**DATA PROVIDED**

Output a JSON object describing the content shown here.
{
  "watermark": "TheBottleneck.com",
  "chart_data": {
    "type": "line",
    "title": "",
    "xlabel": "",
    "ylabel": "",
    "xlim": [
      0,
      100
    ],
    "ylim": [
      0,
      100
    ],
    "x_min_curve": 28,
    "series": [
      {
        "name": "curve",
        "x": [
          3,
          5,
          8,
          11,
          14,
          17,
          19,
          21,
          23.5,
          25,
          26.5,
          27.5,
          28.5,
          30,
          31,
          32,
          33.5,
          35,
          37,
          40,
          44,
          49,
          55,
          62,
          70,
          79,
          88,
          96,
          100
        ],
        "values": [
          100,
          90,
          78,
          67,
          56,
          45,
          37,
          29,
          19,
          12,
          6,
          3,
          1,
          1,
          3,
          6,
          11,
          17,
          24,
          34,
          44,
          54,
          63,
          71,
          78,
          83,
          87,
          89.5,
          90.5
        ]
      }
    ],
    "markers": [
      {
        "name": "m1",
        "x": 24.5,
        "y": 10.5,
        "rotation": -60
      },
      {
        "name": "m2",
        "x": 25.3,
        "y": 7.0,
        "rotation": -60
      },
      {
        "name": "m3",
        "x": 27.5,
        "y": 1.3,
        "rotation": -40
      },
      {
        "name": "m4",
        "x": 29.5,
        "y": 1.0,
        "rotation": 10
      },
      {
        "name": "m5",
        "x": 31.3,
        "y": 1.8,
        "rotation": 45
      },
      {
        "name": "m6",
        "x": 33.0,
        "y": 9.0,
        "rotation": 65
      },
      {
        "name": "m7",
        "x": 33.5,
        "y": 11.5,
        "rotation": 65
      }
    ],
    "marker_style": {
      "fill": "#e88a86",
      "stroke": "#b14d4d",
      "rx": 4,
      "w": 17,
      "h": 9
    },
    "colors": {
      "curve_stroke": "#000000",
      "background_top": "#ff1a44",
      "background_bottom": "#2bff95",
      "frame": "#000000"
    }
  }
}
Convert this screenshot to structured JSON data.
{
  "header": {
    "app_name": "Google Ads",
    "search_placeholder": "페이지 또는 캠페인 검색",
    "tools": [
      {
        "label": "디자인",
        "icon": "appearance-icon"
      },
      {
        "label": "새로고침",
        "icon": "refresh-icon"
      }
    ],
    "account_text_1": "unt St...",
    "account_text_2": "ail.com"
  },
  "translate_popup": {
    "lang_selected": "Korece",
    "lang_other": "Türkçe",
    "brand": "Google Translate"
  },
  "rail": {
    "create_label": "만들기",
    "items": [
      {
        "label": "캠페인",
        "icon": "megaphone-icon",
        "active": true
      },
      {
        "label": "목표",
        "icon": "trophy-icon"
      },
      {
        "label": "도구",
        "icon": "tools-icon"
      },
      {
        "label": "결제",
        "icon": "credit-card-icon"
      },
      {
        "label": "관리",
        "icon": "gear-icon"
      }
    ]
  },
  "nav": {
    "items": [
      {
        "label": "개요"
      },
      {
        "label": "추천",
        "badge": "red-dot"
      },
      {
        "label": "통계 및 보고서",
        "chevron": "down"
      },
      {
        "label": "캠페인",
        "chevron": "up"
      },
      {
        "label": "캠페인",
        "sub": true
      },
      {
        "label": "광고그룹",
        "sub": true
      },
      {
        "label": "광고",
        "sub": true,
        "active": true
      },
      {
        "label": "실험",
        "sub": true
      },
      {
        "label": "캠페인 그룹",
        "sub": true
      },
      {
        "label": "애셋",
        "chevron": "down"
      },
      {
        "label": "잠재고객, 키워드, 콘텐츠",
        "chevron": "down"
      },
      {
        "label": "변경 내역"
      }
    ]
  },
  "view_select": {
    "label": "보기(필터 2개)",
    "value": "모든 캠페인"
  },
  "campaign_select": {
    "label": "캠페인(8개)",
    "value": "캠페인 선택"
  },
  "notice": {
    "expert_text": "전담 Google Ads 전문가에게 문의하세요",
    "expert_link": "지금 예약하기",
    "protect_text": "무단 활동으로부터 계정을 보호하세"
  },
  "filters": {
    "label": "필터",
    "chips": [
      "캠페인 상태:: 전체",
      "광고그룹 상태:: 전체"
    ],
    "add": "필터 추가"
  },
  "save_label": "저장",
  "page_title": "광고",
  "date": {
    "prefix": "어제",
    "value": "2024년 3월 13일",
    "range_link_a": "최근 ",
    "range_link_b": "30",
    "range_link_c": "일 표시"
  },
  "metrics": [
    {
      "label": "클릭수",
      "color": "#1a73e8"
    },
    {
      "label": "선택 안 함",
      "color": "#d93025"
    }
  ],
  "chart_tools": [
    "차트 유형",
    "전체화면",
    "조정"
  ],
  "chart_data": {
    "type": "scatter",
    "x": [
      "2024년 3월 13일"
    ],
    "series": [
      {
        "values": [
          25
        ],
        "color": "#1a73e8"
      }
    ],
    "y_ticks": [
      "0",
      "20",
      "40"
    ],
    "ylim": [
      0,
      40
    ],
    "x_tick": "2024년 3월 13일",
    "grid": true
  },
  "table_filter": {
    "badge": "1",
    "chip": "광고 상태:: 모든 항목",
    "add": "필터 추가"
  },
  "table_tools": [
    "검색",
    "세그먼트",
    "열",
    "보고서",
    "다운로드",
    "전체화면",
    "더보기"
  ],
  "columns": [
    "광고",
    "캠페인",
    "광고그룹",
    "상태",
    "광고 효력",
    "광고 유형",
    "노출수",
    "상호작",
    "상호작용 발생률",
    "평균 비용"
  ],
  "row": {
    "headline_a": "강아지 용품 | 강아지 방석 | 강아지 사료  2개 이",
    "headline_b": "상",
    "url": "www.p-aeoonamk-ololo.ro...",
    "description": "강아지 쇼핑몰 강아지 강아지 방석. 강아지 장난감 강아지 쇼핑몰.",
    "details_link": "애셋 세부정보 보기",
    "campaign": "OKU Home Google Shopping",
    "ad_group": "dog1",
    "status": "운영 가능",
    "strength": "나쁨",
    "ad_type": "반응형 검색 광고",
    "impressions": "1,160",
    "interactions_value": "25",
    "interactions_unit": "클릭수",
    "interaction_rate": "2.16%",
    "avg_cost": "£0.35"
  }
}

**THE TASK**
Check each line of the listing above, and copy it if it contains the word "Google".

**RESPONSE BELOW**
    "app_name": "Google Ads",
    "brand": "Google Translate"
    "expert_text": "전담 Google Ads 전문가에게 문의하세요",
    "campaign": "OKU Home Google Shopping",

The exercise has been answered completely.